Photo courtesy of Jonathan Canlas

Indigenous women are demonstrating what it takes to smash patriarchy, to defend our homelands, and to protect our families all at the same time. In the far reaches of Alaska, Gwich’in women have for decades been leading the fight to protect their homelands and the Porcupine caribou herd from oil development in the Arctic National Wildlife Refuge. Indigenous feminist movements are often the first to identify the intersections of violence, colonization, poverty, and environmental injustice. In the bayous of Louisiana, along the U.S. Gulf Coast, Indigenous women have been defending Indigenous and black communities from the dangers of the Bayou Bridge oil pipeline by blockading construction for months on end. Through direct action and community-based education, Indigenous women leaders are catalyzing our communities and nations to reevaluate what it means to live in relation to Mother Earth and one another. If we are to truly make progress toward building a more just and sustainable society, then we must center an Indigenous feminist framework in our practices. 

Disrupt the Status Quo/Change the Story

We live in a world shaped by stories. Stories motivate us to build societies and nations. Stories give us purpose and direction. And in this current world, it is a story of white supremacy that dominates. In this story, imperialism is necessary, resource extraction is compulsory, capitalism is inevitable, blackness is demonized, and Indigenous territories must be settled and colonized. Why? Because, the story of white supremacy must be self-fulfilling. Any alternative narratives, such as inherent rights, Indigenous nationhood, and local sustainable economies must be diminished or erased. In this context, we as Indigenous peoples are not meant to exist; we are not meant to have made it this long in the eyes of settler colonialism. As such, simply asserting ourselves in the present and placing ourselves in the future are tremendous acts of defiance to the status quo.

This is what we saw in the Idle No More movement of 2012, wherein Indigenous peoples across Turtle Island took to occupying public spaces to uplift the struggle for environmental justice and Indigenous sovereignty. We also saw this in the open prairies of the NoDAPL fight at Standing Rock, where thousands took action against an oil pipeline project and many more watched the events through the eyes of Indigenous water protectors via social media broadcasts. These events show that Indigenous peoples are not only taking control of our stories, but are also challenging the status quo of settler narratives overall. We are changing the story, bit by bit, of what it means to exist in the heart of settler-colonial states like the United States of America and Canada.

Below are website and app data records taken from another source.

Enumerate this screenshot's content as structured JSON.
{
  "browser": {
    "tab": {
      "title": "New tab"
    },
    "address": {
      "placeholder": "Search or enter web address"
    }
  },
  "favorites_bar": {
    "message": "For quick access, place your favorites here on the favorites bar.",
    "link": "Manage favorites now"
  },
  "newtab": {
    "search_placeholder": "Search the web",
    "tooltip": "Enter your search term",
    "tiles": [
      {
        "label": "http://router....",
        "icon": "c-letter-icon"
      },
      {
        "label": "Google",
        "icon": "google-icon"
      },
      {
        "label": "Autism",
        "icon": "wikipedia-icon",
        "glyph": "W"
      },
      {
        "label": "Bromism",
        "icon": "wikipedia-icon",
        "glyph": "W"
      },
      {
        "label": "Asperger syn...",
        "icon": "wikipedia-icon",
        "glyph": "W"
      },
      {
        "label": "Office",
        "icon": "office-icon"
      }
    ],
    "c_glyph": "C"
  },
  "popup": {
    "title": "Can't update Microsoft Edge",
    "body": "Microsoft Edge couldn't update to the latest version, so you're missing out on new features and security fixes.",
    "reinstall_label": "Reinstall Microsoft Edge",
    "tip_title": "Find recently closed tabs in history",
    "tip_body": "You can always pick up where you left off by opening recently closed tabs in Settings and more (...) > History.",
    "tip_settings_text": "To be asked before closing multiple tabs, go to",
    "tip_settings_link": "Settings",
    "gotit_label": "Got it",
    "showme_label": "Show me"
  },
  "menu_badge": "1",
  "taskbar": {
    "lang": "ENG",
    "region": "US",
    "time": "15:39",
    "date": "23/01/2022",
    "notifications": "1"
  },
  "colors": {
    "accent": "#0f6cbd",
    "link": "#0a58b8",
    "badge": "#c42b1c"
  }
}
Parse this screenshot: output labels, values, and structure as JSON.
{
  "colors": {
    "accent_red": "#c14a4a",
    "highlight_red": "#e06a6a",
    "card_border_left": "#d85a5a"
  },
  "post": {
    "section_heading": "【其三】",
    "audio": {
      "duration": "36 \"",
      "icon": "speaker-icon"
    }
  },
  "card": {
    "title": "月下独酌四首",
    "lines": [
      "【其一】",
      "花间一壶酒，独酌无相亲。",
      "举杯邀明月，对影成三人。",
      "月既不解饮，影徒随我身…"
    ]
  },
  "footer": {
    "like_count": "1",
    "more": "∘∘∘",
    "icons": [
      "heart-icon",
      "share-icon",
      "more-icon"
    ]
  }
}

This is a process. We have all been affected by capitalism, colonization, and white supremacy. As such, it's going to take all of us—Native and non-Native alike—to dismantle these systems of oppression. However, white allies in particular must be held accountable for their role in the dismantling of white supremacy and extractive economies. We need our allies to join us in pushing back against the narratives of colonization and to incorporate the frameworks of intersectionality, Indigenous feminism, and Indigenous story-based strategies in their allyship. It is incumbent upon our allies to honor the work, sacrifice, and blood shed by Indigenous peoples in the fights to protect Mother Earth and defend our homelands. As Indigenous peoples, we are powerful agents of change in a time that needs us the most—and our ability to harness an intersectional, feminist, and transformative movement is what will lead us in the right direction for the benefit of all life on this planet. Let’s cherish that. Let’s honor that. Let’s build on that.

Photo courtesy of Leah Kolakowski